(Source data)
*****
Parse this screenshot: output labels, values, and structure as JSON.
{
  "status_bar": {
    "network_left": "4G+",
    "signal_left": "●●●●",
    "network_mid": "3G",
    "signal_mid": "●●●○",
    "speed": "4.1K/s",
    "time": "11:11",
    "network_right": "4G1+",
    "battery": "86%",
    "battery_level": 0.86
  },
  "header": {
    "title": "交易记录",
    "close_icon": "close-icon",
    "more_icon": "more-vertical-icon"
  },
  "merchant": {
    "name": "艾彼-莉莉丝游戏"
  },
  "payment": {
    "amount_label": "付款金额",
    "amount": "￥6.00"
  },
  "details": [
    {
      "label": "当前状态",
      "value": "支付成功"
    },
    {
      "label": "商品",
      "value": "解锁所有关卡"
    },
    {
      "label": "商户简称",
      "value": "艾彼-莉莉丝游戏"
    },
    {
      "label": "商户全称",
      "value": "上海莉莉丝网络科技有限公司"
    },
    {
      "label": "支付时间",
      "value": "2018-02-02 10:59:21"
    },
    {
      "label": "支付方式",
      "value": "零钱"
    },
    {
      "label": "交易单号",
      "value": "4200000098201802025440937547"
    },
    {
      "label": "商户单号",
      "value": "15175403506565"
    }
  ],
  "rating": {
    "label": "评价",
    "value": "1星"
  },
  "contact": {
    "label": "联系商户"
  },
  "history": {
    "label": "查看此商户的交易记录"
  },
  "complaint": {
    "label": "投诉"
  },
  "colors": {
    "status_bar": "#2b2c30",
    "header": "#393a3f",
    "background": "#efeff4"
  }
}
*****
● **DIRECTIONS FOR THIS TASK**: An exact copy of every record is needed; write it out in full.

● **RESPONSE TO THE EXERCISE**:
Parse this screenshot: output labels, values, and structure as JSON.
{
  "status_bar": {
    "network_left": "4G+",
    "signal_left": "●●●●",
    "network_mid": "3G",
    "signal_mid": "●●●○",
    "speed": "4.1K/s",
    "time": "11:11",
    "network_right": "4G1+",
    "battery": "86%",
    "battery_level": 0.86
  },
  "header": {
    "title": "交易记录",
    "close_icon": "close-icon",
    "more_icon": "more-vertical-icon"
  },
  "merchant": {
    "name": "艾彼-莉莉丝游戏"
  },
  "payment": {
    "amount_label": "付款金额",
    "amount": "￥6.00"
  },
  "details": [
    {
      "label": "当前状态",
      "value": "支付成功"
    },
    {
      "label": "商品",
      "value": "解锁所有关卡"
    },
    {
      "label": "商户简称",
      "value": "艾彼-莉莉丝游戏"
    },
    {
      "label": "商户全称",
      "value": "上海莉莉丝网络科技有限公司"
    },
    {
      "label": "支付时间",
      "value": "2018-02-02 10:59:21"
    },
    {
      "label": "支付方式",
      "value": "零钱"
    },
    {
      "label": "交易单号",
      "value": "4200000098201802025440937547"
    },
    {
      "label": "商户单号",
      "value": "15175403506565"
    }
  ],
  "rating": {
    "label": "评价",
    "value": "1星"
  },
  "contact": {
    "label": "联系商户"
  },
  "history": {
    "label": "查看此商户的交易记录"
  },
  "complaint": {
    "label": "投诉"
  },
  "colors": {
    "status_bar": "#2b2c30",
    "header": "#393a3f",
    "background": "#efeff4"
  }
}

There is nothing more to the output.